FSU Black Student Union supports National Black HIV/AIDS Awareness Day

In observance to both Black History Month and National Black HIV/AIDS Awareness Day, the Black Student Union at Florida State University held its first HIV Awareness Block Party at the Union Green Feb. 6.

The day was first recognized recognized in 1999.

“AIDucation Knowing is Better” is an event and a part of BSU’s ‘Lift Every Voice’ theme for the celebration of Black History Month.

The block party featured moving testimonials from people affected by the disease, health professionals deflecting common myths, and offering proper safe sex guidance.

The block party featured the Bond Health and Community Center mobile unit, which gave free HIV testing, health and linkage counseling.

Get Yourself Talking Organization was a feature vendor of the event that had displays of colorful condoms instructional diagrams.

Attendants were allowed to have private conversations with on-site health professionals. They provided additional support such as counseling and linkage services for people with special inquired request.

Rashard Johnson, co-chair on the BSU Health and Athletics Committee events goal was to promote HIV/AIDS awareness.

“In our community the disease gets swept under the rug a lot, and people need to get tested so that they know their status,” Johnson said.

Finding a survivor that most of the attendants would relate to was the most challenging for Lauren Glover, chair on the BSU Health and Athletics Committee.

Glover sought the help of Bond Health and Community Center and its Peer Navigator Program, which is made up of individuals living with HIV/AIDS in the community and surrounding areas. Through its services, she was connected to Tony Dovier.

“There is someone here that is HIV positive and heterosexual,” Glover said. “He is a person a lot of people will relate to. It’s not a disease that’s limited to just a specific group of people.”

Glover added that the main goal was to increase awareness in the African-American community.

“It is more prevalent in other communities, but that doesn’t mean that the disease is limited to those communities,” Glover said.

Dovier has been living with HIV for 29 years, and is an advocate in the Southside community. Dovier walks the streets by his home near Bond Elementary  and speaks to young people on how not to contract the disease. ways you can stay healthy.

He has also  spoken to the FAMU medical community and various student audiences.

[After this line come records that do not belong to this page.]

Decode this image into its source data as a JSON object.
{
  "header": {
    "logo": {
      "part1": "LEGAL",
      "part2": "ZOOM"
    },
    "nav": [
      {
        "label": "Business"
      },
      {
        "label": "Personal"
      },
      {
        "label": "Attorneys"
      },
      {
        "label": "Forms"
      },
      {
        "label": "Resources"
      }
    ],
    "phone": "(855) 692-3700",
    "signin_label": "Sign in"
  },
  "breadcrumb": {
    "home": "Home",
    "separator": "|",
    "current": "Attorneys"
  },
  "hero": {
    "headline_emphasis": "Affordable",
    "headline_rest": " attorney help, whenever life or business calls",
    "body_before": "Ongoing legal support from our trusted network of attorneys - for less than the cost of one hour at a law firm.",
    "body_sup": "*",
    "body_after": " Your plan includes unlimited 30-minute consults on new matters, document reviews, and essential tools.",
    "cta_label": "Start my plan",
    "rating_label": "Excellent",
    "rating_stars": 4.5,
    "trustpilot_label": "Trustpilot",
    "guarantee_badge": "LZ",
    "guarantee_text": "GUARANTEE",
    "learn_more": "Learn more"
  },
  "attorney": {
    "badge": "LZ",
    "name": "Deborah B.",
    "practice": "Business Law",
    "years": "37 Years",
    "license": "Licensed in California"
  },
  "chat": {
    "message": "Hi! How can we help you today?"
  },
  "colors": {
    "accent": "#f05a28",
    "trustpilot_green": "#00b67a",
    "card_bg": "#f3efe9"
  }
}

“I pass out condoms, which is a way to protect yourself after not having sex,” Dovier said. “That’s all it is. You can have all the sex you want just protect yourself because you never know what that next person has.”

Dovier said HIV/AIDS is 100 percent preventable. He said learning proper condom usage is key to preventing contraction of the disease.

“I want the women to be empowered and carry condoms themselves because a lot of times, a man will say ‘oops I don’t have one,’ and that is when you can say ‘don’t worry, I do.’”

Dovier added that HIV is not strictly a “gay disease,” a stigma more common with women, he said.

“ HIV doesn’t care what color you are, how old  you are, if your family has money it doesn’t care,” Dovier said. “It affects everybody and if you have unprotected sex it is a good chance you will become hiv positive.”